** Opening Material for the task block **

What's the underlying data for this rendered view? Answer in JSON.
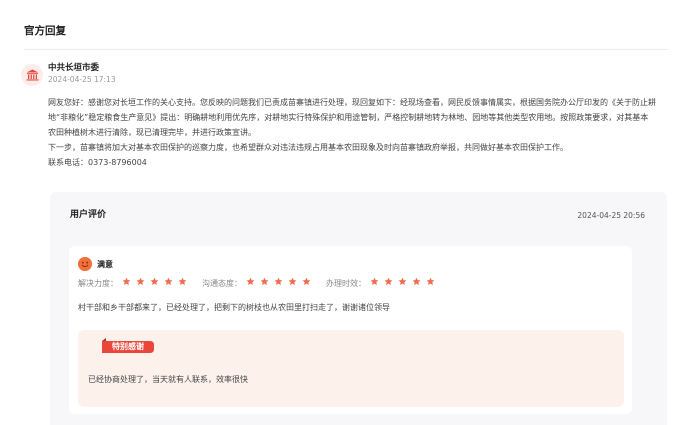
{
  "section": {
    "title": "官方回复"
  },
  "reply": {
    "org_name": "中共长垣市委",
    "time": "2024-04-25 17:13",
    "lines": [
      "网友您好：感谢您对长垣工作的关心支持。您反映的问题我们已责成苗寨镇进行处理，现回复如下：经现场查看，网民反馈事情属实，根据国务院办公厅印发的《关于防止耕",
      "地“非粮化”稳定粮食生产意见》提出：明确耕地利用优先序，对耕地实行特殊保护和用途管制，严格控制耕地转为林地、园地等其他类型农用地。按照政策要求，对其基本",
      "农田种植树木进行清除，现已清理完毕，并进行政策宣讲。",
      "下一步，苗寨镇将加大对基本农田保护的巡察力度，也希望群众对违法违规占用基本农田现象及时向苗寨镇政府举报，共同做好基本农田保护工作。",
      "联系电话：0373-8796004"
    ]
  },
  "evaluation": {
    "title": "用户评价",
    "time": "2024-04-25 20:56",
    "mood": "满意",
    "ratings": [
      {
        "label": "解决力度：",
        "stars": 5
      },
      {
        "label": "沟通态度：",
        "stars": 5
      },
      {
        "label": "办理时效：",
        "stars": 5
      }
    ],
    "comment": "村干部和乡干部都来了，已经处理了，把剩下的树枝也从农田里打扫走了，谢谢诸位领导",
    "thanks_badge": "特别感谢",
    "thanks_text": "已经协商处理了，当天就有人联系，效率很快",
    "star_color": "#f26d4f",
    "accent": "#e9473b"
  }
}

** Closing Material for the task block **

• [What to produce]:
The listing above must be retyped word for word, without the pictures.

• [Task result]:
What's the underlying data for this rendered view? Answer in JSON.
{
  "section": {
    "title": "官方回复"
  },
  "reply": {
    "org_name": "中共长垣市委",
    "time": "2024-04-25 17:13",
    "lines": [
      "网友您好：感谢您对长垣工作的关心支持。您反映的问题我们已责成苗寨镇进行处理，现回复如下：经现场查看，网民反馈事情属实，根据国务院办公厅印发的《关于防止耕",
      "地“非粮化”稳定粮食生产意见》提出：明确耕地利用优先序，对耕地实行特殊保护和用途管制，严格控制耕地转为林地、园地等其他类型农用地。按照政策要求，对其基本",
      "农田种植树木进行清除，现已清理完毕，并进行政策宣讲。",
      "下一步，苗寨镇将加大对基本农田保护的巡察力度，也希望群众对违法违规占用基本农田现象及时向苗寨镇政府举报，共同做好基本农田保护工作。",
      "联系电话：0373-8796004"
    ]
  },
  "evaluation": {
    "title": "用户评价",
    "time": "2024-04-25 20:56",
    "mood": "满意",
    "ratings": [
      {
        "label": "解决力度：",
        "stars": 5
      },
      {
        "label": "沟通态度：",
        "stars": 5
      },
      {
        "label": "办理时效：",
        "stars": 5
      }
    ],
    "comment": "村干部和乡干部都来了，已经处理了，把剩下的树枝也从农田里打扫走了，谢谢诸位领导",
    "thanks_badge": "特别感谢",
    "thanks_text": "已经协商处理了，当天就有人联系，效率很快",
    "star_color": "#f26d4f",
    "accent": "#e9473b"
  }
}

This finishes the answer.